It's traumatic to find out you have an STI. You might be angry if you feel you've been betrayed or ashamed if there's a chance you infected others. At worst, an STI can cause chronic illness and death, even with the best care in the world. Between those extremes is a host of other potential losses — trust between partners, plans to have children, and the joyful embrace of your sexuality and its expression.
Here's how you can cope:
Aug. 19, 2014
- Put blame on hold. Don't jump to the conclusion that your partner has been unfaithful to you. One (or both) of you may have been infected by a past partner.
- Be candid with health care workers. Their job is not to judge you, but to stop STIs from spreading. Anything you tell them remains confidential.
- Contact your health department.
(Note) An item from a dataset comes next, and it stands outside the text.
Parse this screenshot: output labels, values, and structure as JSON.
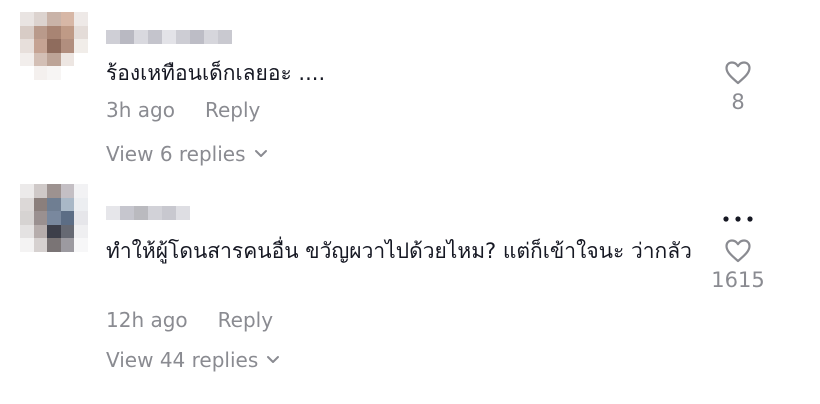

Although they may not have the staff and funds to offer comprehensive services, local health departments maintain STI programs that provide confidential testing, treatment and partner services.
- Sexually transmitted infections: Overview. Womenshealth.gov. http://womenshealth.gov/publications/our-publications/fact-sheet/sexually-transmitted-infections.html. Accessed June 15, 2014.
- Overview of sexually transmitted diseases. The Merck Manual for Health Care Professionals. http://www.merckmanuals.com/professional/infectious_diseases/sexually_transmitted_diseases_std/overview_of_sexually_transmitted_diseases.html. Accessed June 23, 2014.
- Sexually transmitted infections (STIs). World Health Organization. http://www.who.int/mediacentre/factsheets/fs110/en/. Accessed June 23, 2014.
- Longo DL, et al. Harrison's Online. 18th ed. New York, N.Y.: The McGraw-Hill Companies; 2012. http://www.accessmedicine.com/resourceTOC.aspx?resourceID=4. Accessed June 21, 2014.
- Markle W, et al. Sexually transmitted diseases. Primary Care: Clinics Office Practice. 2013;40:557.
- Hunter P, et al. Screening and prevention of sexually transmitted infections. Primary Care: Clinics Office Practice. 2014;41:215.
- New guidelines for cervical cancer screening: Patient education fact sheet. The American Congress of Obstetricians and Gynecologists. http://www.acog.org/Womens-Health/Cervical-Cancer. Accessed June 21, 2014.
- Swygard H, et al. Screening for sexually transmitted infections. http://www.uptodate.com/home. Accessed June 21, 2014.
- Hay WW, et al. Current Diagnosis & Treatment: Pediatrics. 21st ed. New York, N.Y.: The McGraw-Hill Companies; 2012. http://accessmedicine.mhmedical.com/book.aspx?bookid=497. Accessed June 21, 2014.
- Centers for Disease Control and Prevention, et al. Sexually Transmitted Diseases Treatment Guidelines, 2010. MMWR. 2010;59:1. http://www.cdc.gov/sTD/treatment/2010/default.htm. Accessed June 21, 2014.
- Partner services FAQs. Centers for Disease Control and Prevention. http://www.cdc.gov/nchhstp/partners/faq-public.html. Accessed June 23, 2014.
- Preexposure prophylaxis for the prevention of HIV infection in the United States — 2014 clinical practice guideline. Atlanta, Ga. Centers for Disease Control and Prevention. http://www.cdc.gov/hiv/pdf/guidelines/PrEPguidelines2014.pdf?elq=0a349f52dfa74f48ae554056bc0e027e&elqCampaignId=8040. Accessed May 16, 2014.